EXERCISE DETAILS: Using the data below, tally the lines that include the string "icon". Only the number is wanted.

--------------------

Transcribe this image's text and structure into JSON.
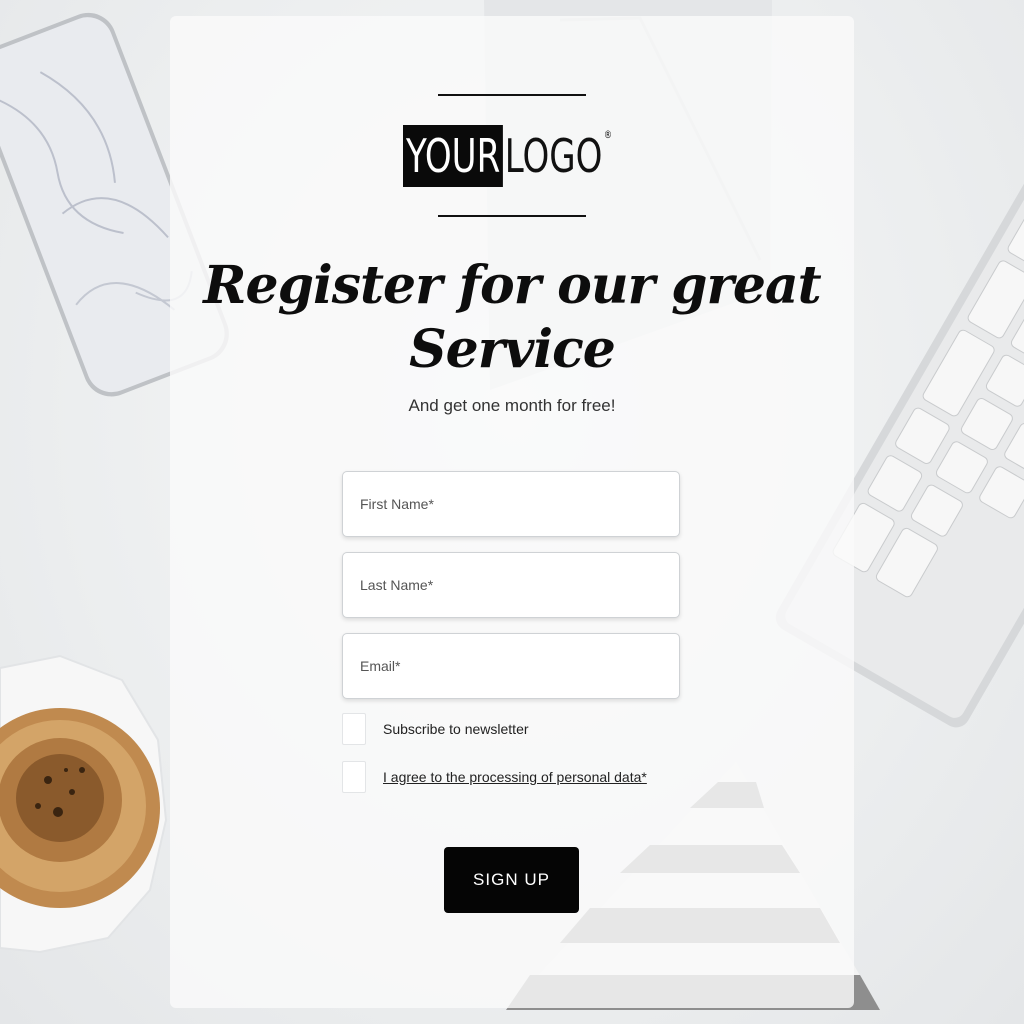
{
  "logo": {
    "part1": "YOUR",
    "part2": "LOGO",
    "mark": "®"
  },
  "heading": {
    "title": "Register for our great Service",
    "subtitle": "And get one month for free!"
  },
  "form": {
    "first_name_placeholder": "First Name*",
    "last_name_placeholder": "Last Name*",
    "email_placeholder": "Email*",
    "newsletter_label": "Subscribe to newsletter",
    "consent_label": "I agree to the processing of personal data*",
    "submit_label": "SIGN UP"
  },
  "background": {
    "items": [
      "phone",
      "envelope",
      "keyboard",
      "coffee-cup",
      "striped-pyramid"
    ]
  },
  "colors": {
    "button": "#050505",
    "text": "#0d0d0d",
    "card": "#fafafa"
  }
}
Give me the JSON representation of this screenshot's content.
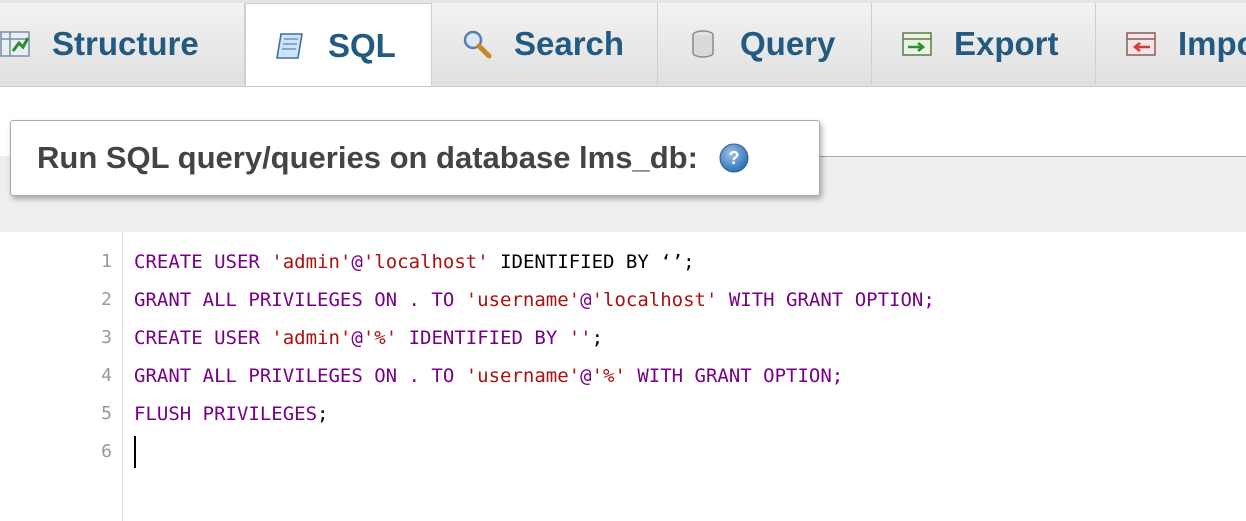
{
  "tabs": [
    {
      "label": "Structure",
      "icon": "structure-icon",
      "active": false
    },
    {
      "label": "SQL",
      "icon": "sql-icon",
      "active": true
    },
    {
      "label": "Search",
      "icon": "search-icon",
      "active": false
    },
    {
      "label": "Query",
      "icon": "query-icon",
      "active": false
    },
    {
      "label": "Export",
      "icon": "export-icon",
      "active": false
    },
    {
      "label": "Import",
      "icon": "import-icon",
      "active": false
    }
  ],
  "panel": {
    "title": "Run SQL query/queries on database lms_db:",
    "help_icon": "help-icon"
  },
  "editor": {
    "line_numbers": [
      "1",
      "2",
      "3",
      "4",
      "5",
      "6"
    ],
    "lines": [
      {
        "parts": [
          {
            "t": "CREATE USER ",
            "c": "kw"
          },
          {
            "t": "'admin'",
            "c": "str"
          },
          {
            "t": "@",
            "c": "kw"
          },
          {
            "t": "'localhost'",
            "c": "str"
          },
          {
            "t": " IDENTIFIED BY ",
            "c": "var"
          },
          {
            "t": "‘’",
            "c": "var"
          },
          {
            "t": ";",
            "c": "var"
          }
        ]
      },
      {
        "parts": [
          {
            "t": "GRANT ALL PRIVILEGES ON . TO ",
            "c": "kw"
          },
          {
            "t": "'username'",
            "c": "str"
          },
          {
            "t": "@",
            "c": "kw"
          },
          {
            "t": "'localhost'",
            "c": "str"
          },
          {
            "t": " WITH GRANT OPTION;",
            "c": "kw"
          }
        ]
      },
      {
        "parts": [
          {
            "t": "CREATE USER ",
            "c": "kw"
          },
          {
            "t": "'admin'",
            "c": "str"
          },
          {
            "t": "@",
            "c": "kw"
          },
          {
            "t": "'%'",
            "c": "str"
          },
          {
            "t": " IDENTIFIED BY ",
            "c": "kw"
          },
          {
            "t": "''",
            "c": "str"
          },
          {
            "t": ";",
            "c": "var"
          }
        ]
      },
      {
        "parts": [
          {
            "t": "GRANT ALL PRIVILEGES ON . TO ",
            "c": "kw"
          },
          {
            "t": "'username'",
            "c": "str"
          },
          {
            "t": "@",
            "c": "kw"
          },
          {
            "t": "'%'",
            "c": "str"
          },
          {
            "t": " WITH GRANT OPTION;",
            "c": "kw"
          }
        ]
      },
      {
        "parts": [
          {
            "t": "FLUSH PRIVILEGES",
            "c": "kw"
          },
          {
            "t": ";",
            "c": "var"
          }
        ]
      },
      {
        "parts": []
      }
    ]
  },
  "colors": {
    "tab_text": "#235a81",
    "keyword": "#770088",
    "string": "#aa1111"
  }
}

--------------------

TASK RESULT: 7